At least I think I was. I know I’d seen the film with Angela Landsbury when I was young enough to be deeply unsettled by her — or her character’s — sexuality.
I’ve moved so often over the years, time is vaguely divided in my mind into chapters of “where I was living then”. So those mornings, in that house, when the kids’ heads could still be nestled under my armpit I woke fully conscious and fully unaware of who I was. It only happened twice. Not two mornings in a row, but close enough together that I carried a seed of panic for months. I was then still statistically too young for early-onset Alzheimer’s. But I wondered, and sometimes still do if it was a glimpse of things to come.
It was such a specific experience, lasting more at least a minute, that I still wonder if experiences like these are the source of people’s belief in reincarnation. I lay perfectly still and “sorted through” my mind to find my gender, my age, my situation: oh, yeah, I have children, two — just tall enough to fit under my armpits in side hugs.
I wasn’t overwhelmed with emotion during those lost moments. I was curious. At first. It felt as though I’d woke underwater and could see the light at the surface. But while swimming upward, I felt a growing fear that I may not reach the surface soon enough. What if I didn’t break through?
I’ve never talked to a doctor about these experiences. I figure now that I’d been dreaming. I’ve googled of course, but search results always mention “confusion.” I didn’t experience confusion. I felt remarkably clear, actually… just very far away.
I pull up these experiences now when I consider my meditation practice.
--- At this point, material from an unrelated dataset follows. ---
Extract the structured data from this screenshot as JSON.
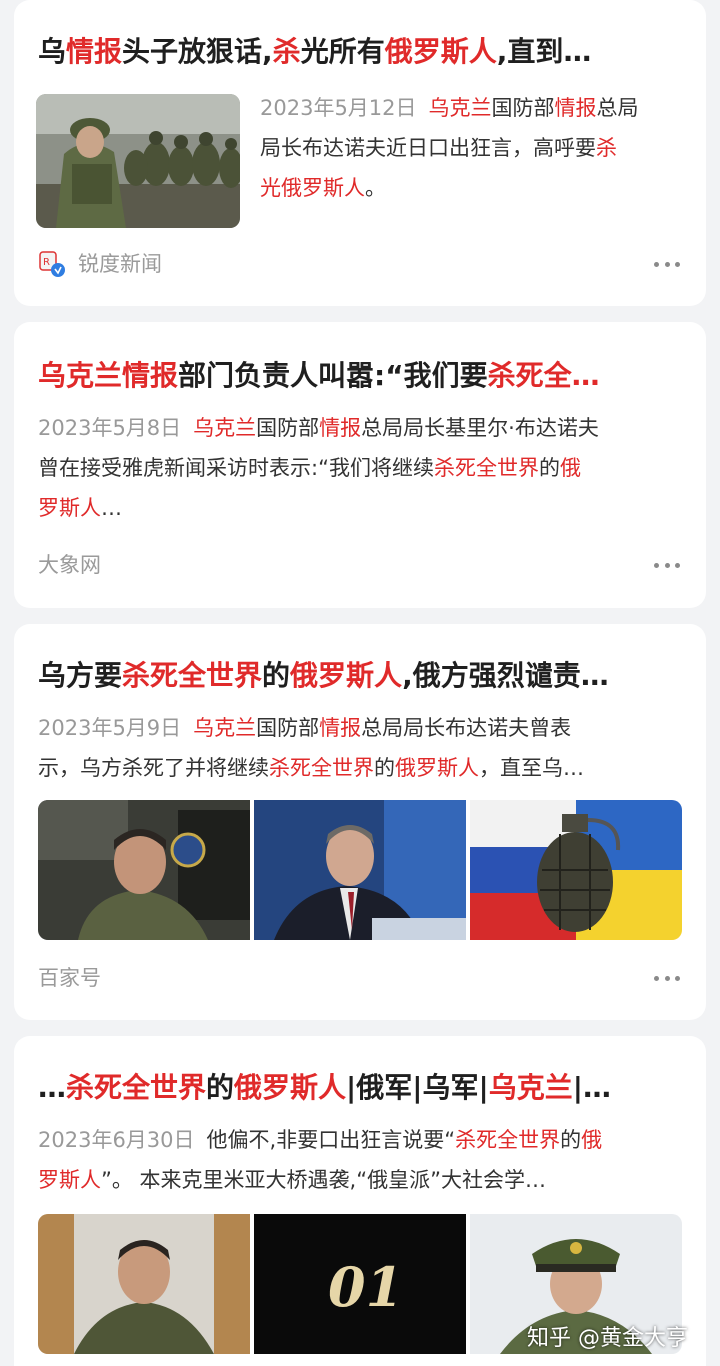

Despite prevailing psychology theories, this is my conscious self detached entirely from narrative. Even the idea that this awareness was/is a dream-self is itself a narrative consciously placed on the experience.
In these moments the whole of my awareness was the “I”, watching the experiencing self — or in these two instances, searching for the experiencing self.
When I sit in meditation, I have to be careful. I have to guide myself to avoid hallucinations and other kinds of associative traps. I begin with the image of water. Blue (the air here is white*).
When I was small we would — or we did — camp in the desert and swim in springs. I remember once being tossed naked into a dark pool and feeling the cold current pushing against my feet, my legs, while the water around my torso was still and warm. I remember having the choice of where to put my attention.
I panicked. I kicked at the cold, I screamed: it got me nowhere.
I’ve found lately that there is a reason for pulling up memories. I’m beyond hope of uncovering objective truths, or even causes/consequences. I’ve given up on healing childhood traumas through memoir, but I’m convinced that it is possible that every incident tucked away — in sensual detail — in my mind is a metaphor for… everything.
*This is not at all in accordance with Buddhist symbolism, but it is in accordance with the Jæren landscape and relevant to my personal experience.